Write only the number of lines in the data that contain the word "title".

Records to process:
########################################

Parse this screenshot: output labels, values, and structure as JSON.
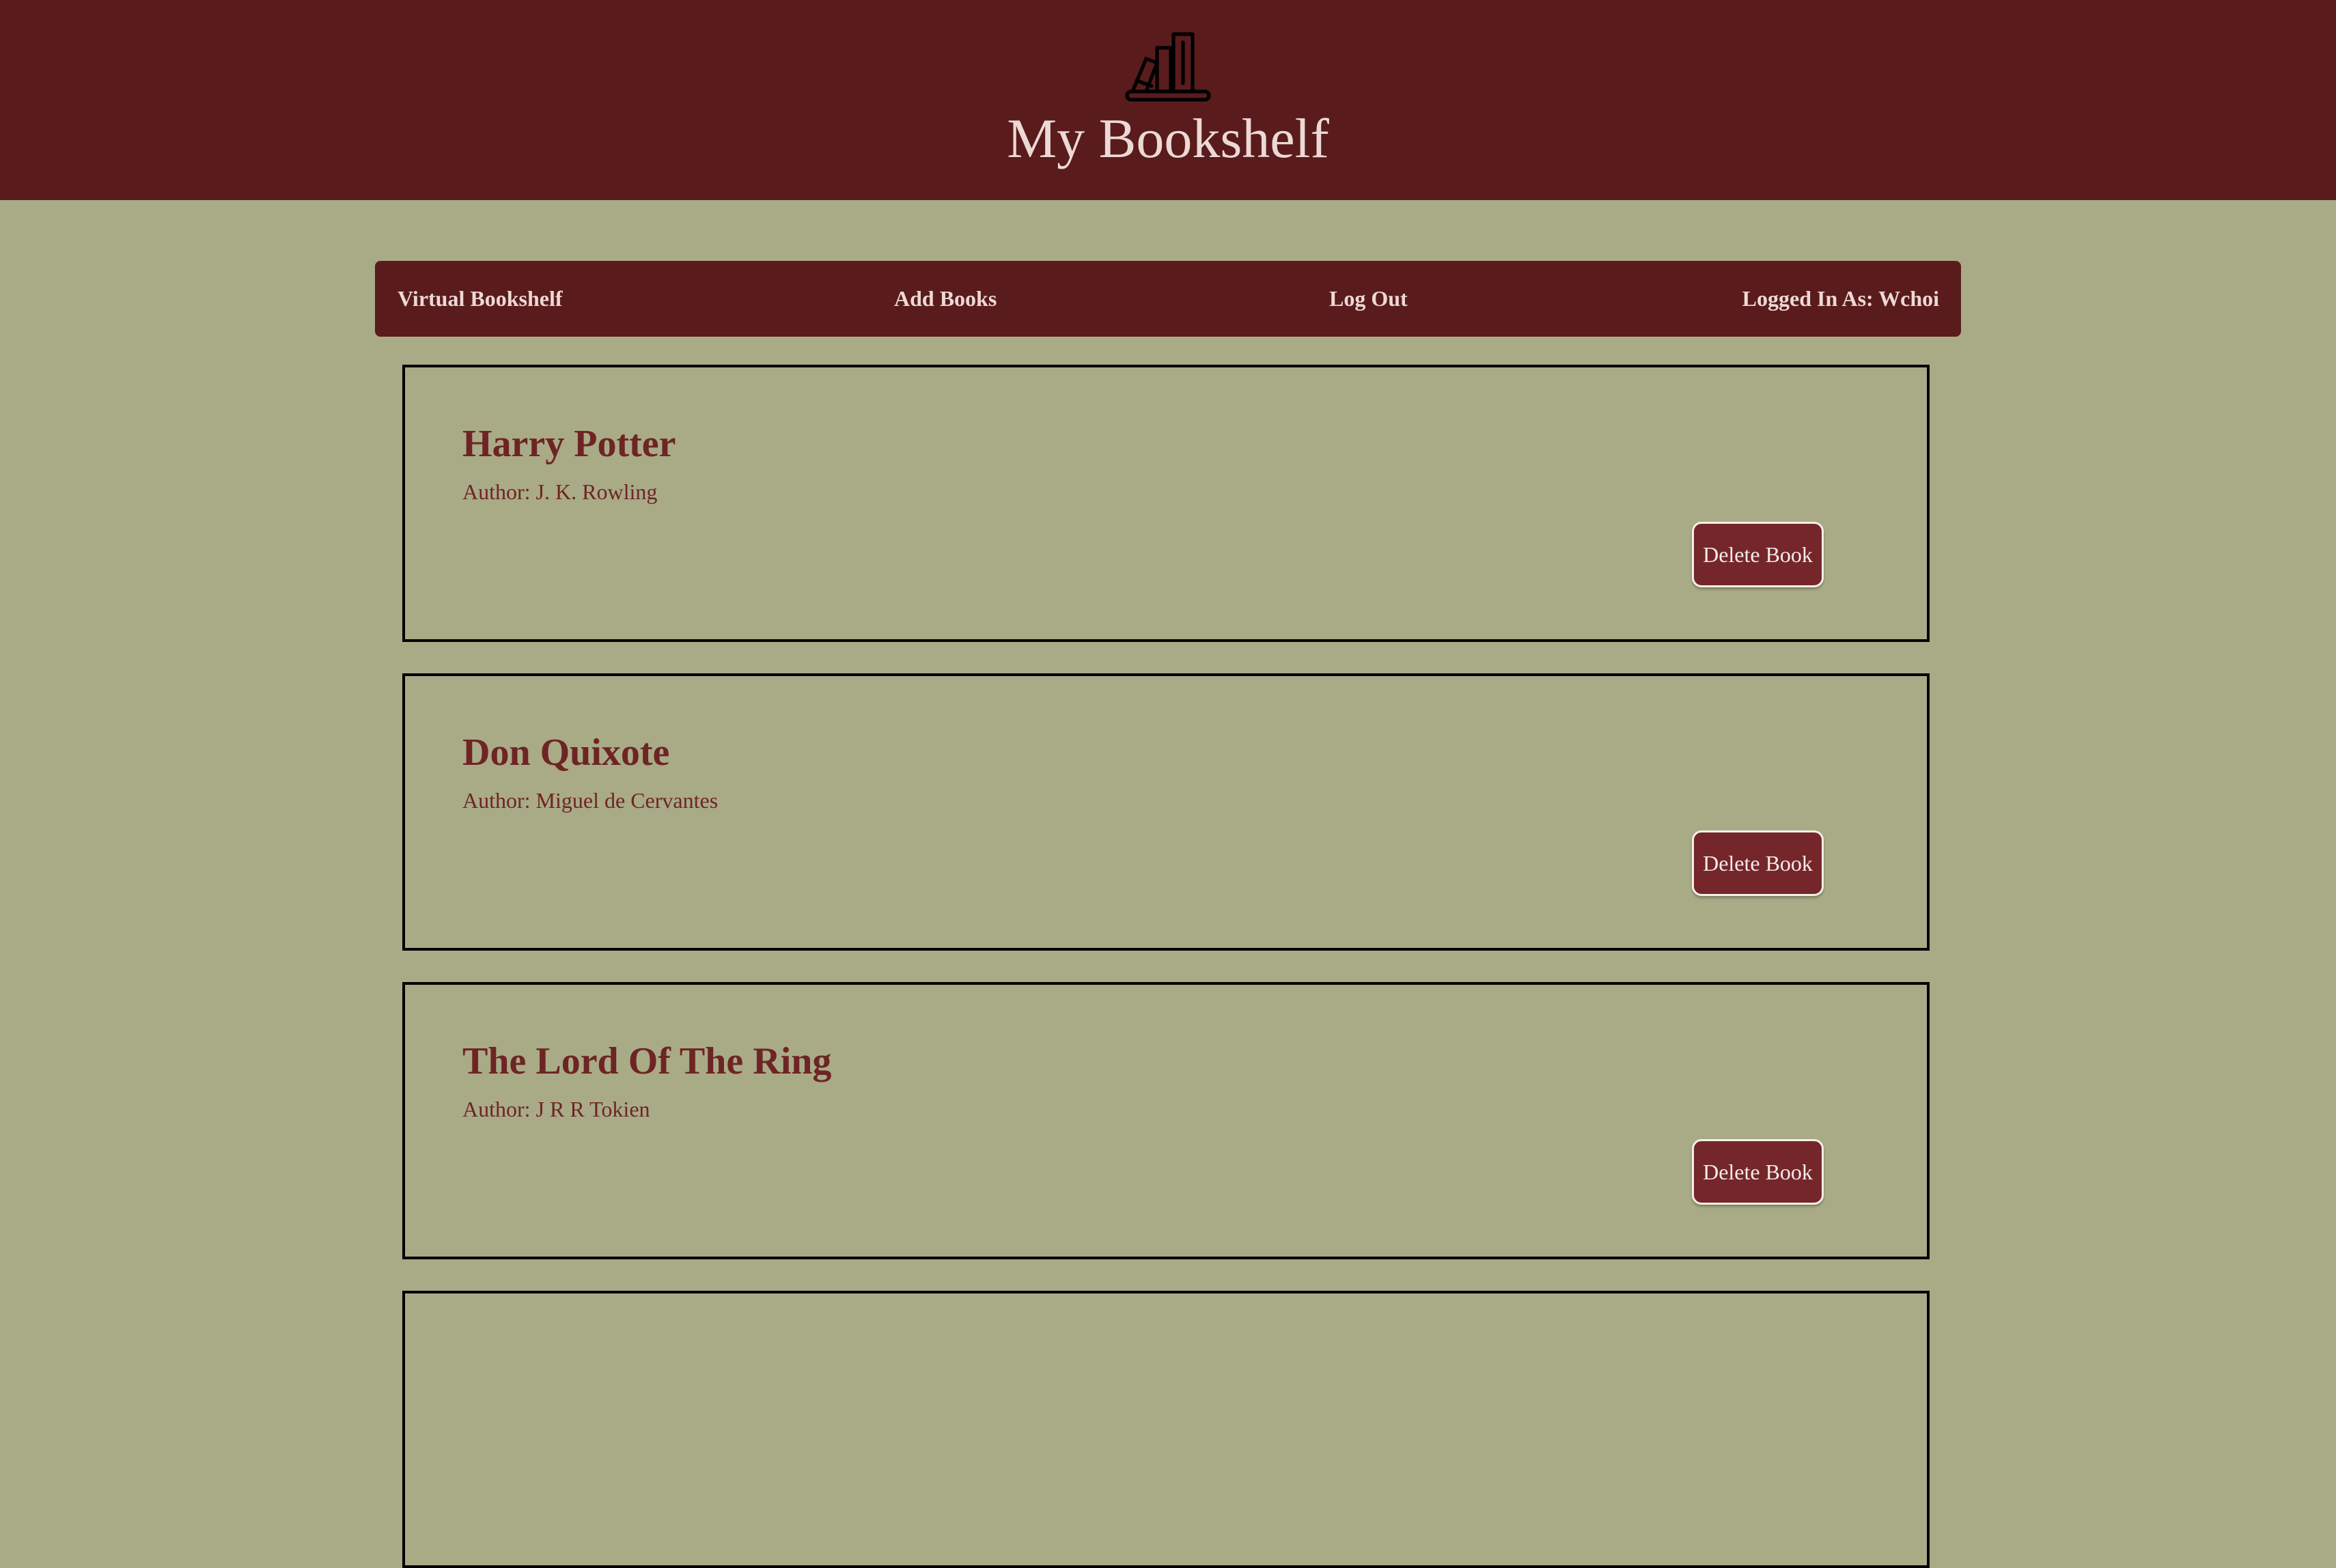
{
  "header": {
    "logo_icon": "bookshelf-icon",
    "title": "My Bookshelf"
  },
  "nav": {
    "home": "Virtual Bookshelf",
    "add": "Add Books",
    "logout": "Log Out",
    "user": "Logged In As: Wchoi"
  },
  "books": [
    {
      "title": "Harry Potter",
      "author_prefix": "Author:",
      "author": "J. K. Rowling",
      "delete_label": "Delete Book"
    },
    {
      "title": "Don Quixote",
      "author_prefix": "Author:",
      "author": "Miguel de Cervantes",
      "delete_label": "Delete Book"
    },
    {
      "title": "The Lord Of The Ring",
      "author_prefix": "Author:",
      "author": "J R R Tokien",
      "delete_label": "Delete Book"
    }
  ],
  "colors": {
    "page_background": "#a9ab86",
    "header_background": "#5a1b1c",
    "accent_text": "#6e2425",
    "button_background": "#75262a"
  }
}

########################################

Solution:
4